Appraisal myths & facts
By law, an appraiser is required to be state-licensed to perform appraisals for federally-backed purchases. The law entitles you to acquire a copy of your completed appraisal report from your lending agency after it has been produced. Contact our professional staff if you have any concerns about the appraisal procedure.
Myth: Assessed value generally will be equal to market value.
Fact: It is possible that South Carolina, like most states, supports the common myth that the assessed value equates to the market value; however, this certainly varies based on state-to-state. Examples include when interior reconstruction has happened and the assessor is unaware of the improvements, or when homes in the vicinity have not been reassessed for an prolonged period of time.
Myth: Depending on whether the appraisal is ordered for the buyer or the seller, the value of the house will vary.
Fact: The appraised value of the property does not affect the salary of the appraiser; as such, the appraiser has no pressured interest in the cost of the home. What this means is he will complete his task with impartiality and independence regardless for whom the appraisal is conducted.
Myth: The replacement value of the house will be is on par with the market value.
Fact: Without any influence from any different parties to purchase or sell, market value is what a willing buyer would pay a willing seller for a particular property. Replacement value is the dollar amount necessary to reconstruct a house in-kind.
Myth: There are certain ways that appraisers use to determine the opinion of value of a property, such as the price per square foot.
Fact: Appraisers make a detailed analysis of all factors pertaining to the cost of a home, including its location, condition, size, proximity to facilities and recent worth of comparable homes.
Myth: As homes increase their worth by a certain percentage - in a robust economic state - the homes nearby are expected to increase by the same amount.
Fact: Price appreciation of a specific home must be determined on a case-by-case basis, factoring in data on comparable homes and other relevant considerations. It doesn't matter if the economy is on the rise or declining.
Have other questions about appraisers, appraising or real estate in Greenville County or GREENVILLE, South Carolina?Contact True South Appraisals, LLC
Myth: The property's outside is determinate of the actual value of the property; it is unnecessary to do an interior inspection.
Fact: Property worth is concluded by a number of factors, including - but not limited to - area, condition, improvements, amenities, and market trends. Obviously, none of these things can be derived just by viewing the house from the outside.
Myth: Because consumers fund appraisals when applying for loans to purchase or refinance their property, they legally own their appraisal report.
Fact: The document is, in fact, legally owned by the lending agency - unless the lender "releases its interest" in the appraisal report.

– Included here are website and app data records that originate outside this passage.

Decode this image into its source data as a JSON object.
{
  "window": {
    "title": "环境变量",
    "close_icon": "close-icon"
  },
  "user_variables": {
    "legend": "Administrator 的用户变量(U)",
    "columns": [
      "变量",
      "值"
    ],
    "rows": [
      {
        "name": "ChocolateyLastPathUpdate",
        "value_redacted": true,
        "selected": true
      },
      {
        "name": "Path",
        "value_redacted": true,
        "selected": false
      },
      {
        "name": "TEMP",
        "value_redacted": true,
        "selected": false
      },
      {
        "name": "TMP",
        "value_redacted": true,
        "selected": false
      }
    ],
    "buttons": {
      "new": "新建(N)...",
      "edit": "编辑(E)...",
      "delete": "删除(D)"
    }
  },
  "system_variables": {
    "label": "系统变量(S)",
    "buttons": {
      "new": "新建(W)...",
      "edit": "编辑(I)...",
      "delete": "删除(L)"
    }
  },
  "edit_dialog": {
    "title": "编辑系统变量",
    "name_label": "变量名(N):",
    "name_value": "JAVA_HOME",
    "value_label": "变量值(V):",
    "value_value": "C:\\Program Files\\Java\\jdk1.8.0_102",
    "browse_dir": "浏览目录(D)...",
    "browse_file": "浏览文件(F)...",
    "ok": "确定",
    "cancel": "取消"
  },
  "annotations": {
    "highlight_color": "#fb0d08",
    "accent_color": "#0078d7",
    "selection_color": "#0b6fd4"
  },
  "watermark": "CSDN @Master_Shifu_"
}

Home buyers must be provided with a version of the document upon written request due to the Equal Credit Opportunity Act.
Myth: Consumers need not care about what is in their appraisal report so long as it meets the needs of their lending company.
Fact: A consumer should definitely look through their appraisal; there could be some questions or some concerns with the accuracy of the report that should be addressed. Remember, this is probably the most expensive and important investment a consumer will ever make. Also, the report makes an invaluable record for future reference, filled with useful and often-revealing information - including, but not limited to, the legal and physical description of the property, square footage measurements, list of comparable properties in the neighborhood, neighborhood description and a narrative of current real-estate activity and/or market trends in the vicinity.
Myth: Appraisers are hired only to estimate home values in house sales involving mortgage-lending deals.
Fact: Based upon their qualifications and designations, appraisers can and may provide a variety of services, including advice for estate planning, dispute resolution, zoning and tax assessment review and cost/benefit analysis.
Myth: A house inspection serves the same purpose as an appraisal.
Fact: A home inspection has a completely different purpose than an appraisal report. An appraiser finds an opinion of value in the appraisal process and resulting report. A home inspector determines the condition of the house and its major components and reports their findings.